* [DIRECTIONS FOR THIS TASK]
Only a number is wanted: how many lines in the listing contain the word "JSON"?

........

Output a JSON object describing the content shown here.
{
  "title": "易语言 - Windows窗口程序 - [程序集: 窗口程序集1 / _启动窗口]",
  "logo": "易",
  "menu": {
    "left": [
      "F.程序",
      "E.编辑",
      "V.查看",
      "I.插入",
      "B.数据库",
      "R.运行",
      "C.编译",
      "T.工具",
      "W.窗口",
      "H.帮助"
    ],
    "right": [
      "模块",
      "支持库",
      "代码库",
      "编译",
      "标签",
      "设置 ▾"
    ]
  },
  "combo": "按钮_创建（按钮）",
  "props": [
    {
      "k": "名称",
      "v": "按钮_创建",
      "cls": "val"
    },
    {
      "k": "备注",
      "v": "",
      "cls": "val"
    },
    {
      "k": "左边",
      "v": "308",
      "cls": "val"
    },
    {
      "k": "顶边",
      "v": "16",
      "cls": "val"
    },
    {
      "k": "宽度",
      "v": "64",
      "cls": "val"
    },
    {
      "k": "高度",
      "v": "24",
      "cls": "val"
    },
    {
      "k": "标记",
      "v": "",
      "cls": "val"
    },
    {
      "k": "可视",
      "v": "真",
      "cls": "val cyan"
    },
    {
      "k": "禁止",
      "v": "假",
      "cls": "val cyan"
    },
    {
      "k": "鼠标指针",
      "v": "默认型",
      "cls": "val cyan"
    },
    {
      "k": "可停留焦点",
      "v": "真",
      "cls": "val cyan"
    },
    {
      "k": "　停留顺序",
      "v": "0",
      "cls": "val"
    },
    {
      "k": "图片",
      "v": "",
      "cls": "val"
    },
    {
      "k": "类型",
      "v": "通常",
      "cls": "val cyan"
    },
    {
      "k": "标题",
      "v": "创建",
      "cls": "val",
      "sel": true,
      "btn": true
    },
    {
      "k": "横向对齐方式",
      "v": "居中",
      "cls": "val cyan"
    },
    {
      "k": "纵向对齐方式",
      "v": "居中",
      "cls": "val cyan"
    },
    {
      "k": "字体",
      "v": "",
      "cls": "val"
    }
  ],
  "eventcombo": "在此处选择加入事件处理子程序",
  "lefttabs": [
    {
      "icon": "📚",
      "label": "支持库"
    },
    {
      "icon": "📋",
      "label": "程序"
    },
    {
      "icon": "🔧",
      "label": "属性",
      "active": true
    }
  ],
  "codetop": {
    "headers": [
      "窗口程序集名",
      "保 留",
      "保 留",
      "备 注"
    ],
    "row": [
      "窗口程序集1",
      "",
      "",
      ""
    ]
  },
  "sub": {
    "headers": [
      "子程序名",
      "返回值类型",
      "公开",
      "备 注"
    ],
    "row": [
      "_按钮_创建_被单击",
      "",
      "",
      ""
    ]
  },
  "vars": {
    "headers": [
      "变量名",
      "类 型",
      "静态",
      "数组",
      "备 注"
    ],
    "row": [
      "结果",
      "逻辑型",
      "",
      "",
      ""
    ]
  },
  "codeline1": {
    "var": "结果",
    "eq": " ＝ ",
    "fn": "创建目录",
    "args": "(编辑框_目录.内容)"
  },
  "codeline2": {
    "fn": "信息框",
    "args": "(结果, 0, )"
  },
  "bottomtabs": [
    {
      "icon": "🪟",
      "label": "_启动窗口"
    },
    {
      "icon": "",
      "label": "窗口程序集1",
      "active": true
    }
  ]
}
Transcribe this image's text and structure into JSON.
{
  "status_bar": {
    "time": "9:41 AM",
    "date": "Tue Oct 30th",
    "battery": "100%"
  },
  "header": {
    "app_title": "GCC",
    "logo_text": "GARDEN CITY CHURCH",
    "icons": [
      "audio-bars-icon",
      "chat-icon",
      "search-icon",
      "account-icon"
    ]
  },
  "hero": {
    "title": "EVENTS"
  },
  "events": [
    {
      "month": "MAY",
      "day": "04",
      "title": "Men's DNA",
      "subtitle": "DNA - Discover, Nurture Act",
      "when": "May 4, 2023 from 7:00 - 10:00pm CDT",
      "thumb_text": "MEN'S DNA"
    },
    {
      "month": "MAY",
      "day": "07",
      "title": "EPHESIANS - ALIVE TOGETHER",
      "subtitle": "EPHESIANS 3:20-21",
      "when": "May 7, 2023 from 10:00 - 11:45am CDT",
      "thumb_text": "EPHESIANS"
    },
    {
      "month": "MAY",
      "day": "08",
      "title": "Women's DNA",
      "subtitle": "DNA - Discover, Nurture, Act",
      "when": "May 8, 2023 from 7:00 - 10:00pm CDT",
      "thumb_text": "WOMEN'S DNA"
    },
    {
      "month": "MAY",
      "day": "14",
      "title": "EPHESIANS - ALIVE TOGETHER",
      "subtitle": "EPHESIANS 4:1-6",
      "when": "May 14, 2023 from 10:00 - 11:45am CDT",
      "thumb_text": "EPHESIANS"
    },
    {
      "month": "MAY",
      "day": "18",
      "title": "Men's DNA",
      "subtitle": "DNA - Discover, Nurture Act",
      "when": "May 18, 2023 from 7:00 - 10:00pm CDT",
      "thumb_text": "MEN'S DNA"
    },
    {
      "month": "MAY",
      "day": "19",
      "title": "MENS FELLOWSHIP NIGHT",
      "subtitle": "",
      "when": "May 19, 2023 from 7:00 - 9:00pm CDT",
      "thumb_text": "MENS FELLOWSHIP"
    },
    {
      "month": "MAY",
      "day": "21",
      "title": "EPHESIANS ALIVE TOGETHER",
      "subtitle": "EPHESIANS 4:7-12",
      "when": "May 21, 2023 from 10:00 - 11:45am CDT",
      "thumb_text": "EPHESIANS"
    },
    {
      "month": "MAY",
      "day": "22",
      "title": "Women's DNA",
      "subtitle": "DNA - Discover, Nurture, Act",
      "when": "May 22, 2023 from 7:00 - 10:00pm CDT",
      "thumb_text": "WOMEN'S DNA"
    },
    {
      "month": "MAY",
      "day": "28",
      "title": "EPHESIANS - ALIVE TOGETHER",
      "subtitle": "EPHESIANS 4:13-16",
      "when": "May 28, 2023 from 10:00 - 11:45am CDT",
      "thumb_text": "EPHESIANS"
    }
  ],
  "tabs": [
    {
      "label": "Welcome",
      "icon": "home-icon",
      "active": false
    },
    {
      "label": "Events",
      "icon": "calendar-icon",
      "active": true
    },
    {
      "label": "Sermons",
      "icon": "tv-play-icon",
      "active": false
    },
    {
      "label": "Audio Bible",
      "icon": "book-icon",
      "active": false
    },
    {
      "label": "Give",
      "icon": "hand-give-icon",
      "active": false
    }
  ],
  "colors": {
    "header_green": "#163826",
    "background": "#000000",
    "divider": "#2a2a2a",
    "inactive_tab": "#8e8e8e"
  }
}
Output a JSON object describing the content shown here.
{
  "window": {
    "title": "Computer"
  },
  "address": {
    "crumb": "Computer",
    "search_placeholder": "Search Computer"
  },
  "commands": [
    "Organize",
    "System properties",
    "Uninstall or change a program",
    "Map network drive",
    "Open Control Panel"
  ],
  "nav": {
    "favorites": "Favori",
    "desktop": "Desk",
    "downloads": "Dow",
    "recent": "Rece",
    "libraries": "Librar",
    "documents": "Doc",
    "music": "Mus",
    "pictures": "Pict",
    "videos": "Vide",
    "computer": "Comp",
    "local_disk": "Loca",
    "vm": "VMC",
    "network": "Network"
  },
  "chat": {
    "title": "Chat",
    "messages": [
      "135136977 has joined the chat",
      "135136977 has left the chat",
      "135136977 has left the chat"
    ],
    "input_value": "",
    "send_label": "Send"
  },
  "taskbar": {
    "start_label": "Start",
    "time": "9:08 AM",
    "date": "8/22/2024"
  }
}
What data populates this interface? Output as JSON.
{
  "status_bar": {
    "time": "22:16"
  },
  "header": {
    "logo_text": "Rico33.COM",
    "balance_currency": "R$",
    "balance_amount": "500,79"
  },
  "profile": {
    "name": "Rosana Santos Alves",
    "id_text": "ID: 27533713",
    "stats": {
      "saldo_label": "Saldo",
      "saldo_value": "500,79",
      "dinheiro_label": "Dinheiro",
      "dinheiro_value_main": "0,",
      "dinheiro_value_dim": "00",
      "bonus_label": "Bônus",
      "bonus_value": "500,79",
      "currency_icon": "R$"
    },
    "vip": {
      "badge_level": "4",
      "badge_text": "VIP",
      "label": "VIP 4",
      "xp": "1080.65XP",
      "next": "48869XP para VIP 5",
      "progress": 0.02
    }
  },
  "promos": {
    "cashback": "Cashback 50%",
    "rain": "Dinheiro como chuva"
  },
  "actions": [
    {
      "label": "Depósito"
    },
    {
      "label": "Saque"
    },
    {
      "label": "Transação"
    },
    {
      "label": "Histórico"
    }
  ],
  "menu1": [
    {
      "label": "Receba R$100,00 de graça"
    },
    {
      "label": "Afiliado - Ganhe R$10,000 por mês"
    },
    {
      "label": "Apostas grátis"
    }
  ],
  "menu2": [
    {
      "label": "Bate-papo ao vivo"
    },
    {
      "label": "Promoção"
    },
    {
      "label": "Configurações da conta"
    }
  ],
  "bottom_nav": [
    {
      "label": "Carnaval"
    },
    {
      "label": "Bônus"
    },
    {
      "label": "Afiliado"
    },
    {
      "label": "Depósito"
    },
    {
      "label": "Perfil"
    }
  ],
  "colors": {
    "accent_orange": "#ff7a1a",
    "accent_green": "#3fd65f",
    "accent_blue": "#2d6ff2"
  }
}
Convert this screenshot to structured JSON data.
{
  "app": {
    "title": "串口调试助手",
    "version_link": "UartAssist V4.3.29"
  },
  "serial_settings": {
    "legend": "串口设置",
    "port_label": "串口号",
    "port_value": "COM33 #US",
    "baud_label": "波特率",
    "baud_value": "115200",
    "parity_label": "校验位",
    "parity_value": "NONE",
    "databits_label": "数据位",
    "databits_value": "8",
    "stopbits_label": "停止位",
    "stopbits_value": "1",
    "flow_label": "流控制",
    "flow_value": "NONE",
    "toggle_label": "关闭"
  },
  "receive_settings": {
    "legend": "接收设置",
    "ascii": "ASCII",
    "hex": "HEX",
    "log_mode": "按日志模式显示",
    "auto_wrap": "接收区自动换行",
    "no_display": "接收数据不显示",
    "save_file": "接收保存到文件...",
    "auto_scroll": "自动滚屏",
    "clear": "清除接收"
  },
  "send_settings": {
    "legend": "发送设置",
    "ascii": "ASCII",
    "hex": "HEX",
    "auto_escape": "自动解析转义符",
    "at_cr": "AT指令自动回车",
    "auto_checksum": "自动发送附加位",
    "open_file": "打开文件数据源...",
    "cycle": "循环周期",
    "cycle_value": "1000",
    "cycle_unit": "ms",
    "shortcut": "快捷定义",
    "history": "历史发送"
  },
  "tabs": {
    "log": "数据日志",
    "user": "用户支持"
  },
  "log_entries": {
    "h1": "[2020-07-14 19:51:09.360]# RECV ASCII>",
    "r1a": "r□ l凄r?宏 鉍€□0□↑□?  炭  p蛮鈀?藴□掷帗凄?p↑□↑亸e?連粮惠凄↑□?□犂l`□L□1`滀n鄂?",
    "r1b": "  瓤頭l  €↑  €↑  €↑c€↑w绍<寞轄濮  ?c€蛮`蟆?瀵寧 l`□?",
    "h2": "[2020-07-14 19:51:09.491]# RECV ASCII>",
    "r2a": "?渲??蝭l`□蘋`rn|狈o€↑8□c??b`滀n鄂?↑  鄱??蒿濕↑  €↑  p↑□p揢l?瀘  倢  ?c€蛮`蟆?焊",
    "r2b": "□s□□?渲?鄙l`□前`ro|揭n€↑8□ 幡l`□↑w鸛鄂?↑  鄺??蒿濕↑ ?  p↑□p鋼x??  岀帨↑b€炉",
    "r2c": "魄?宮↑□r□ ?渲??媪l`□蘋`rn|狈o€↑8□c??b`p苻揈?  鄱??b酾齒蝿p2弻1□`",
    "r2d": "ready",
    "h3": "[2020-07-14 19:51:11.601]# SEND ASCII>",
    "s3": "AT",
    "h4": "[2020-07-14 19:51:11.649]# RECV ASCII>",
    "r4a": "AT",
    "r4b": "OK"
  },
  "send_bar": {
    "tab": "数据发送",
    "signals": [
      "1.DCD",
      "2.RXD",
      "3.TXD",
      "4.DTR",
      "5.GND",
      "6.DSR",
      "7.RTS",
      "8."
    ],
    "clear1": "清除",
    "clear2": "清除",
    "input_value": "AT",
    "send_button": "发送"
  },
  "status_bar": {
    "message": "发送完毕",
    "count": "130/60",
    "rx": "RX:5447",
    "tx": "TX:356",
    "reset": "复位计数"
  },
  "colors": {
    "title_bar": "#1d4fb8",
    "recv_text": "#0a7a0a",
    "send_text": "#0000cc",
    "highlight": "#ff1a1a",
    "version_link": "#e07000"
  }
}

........

* [EXERCISE RESPONSE]
5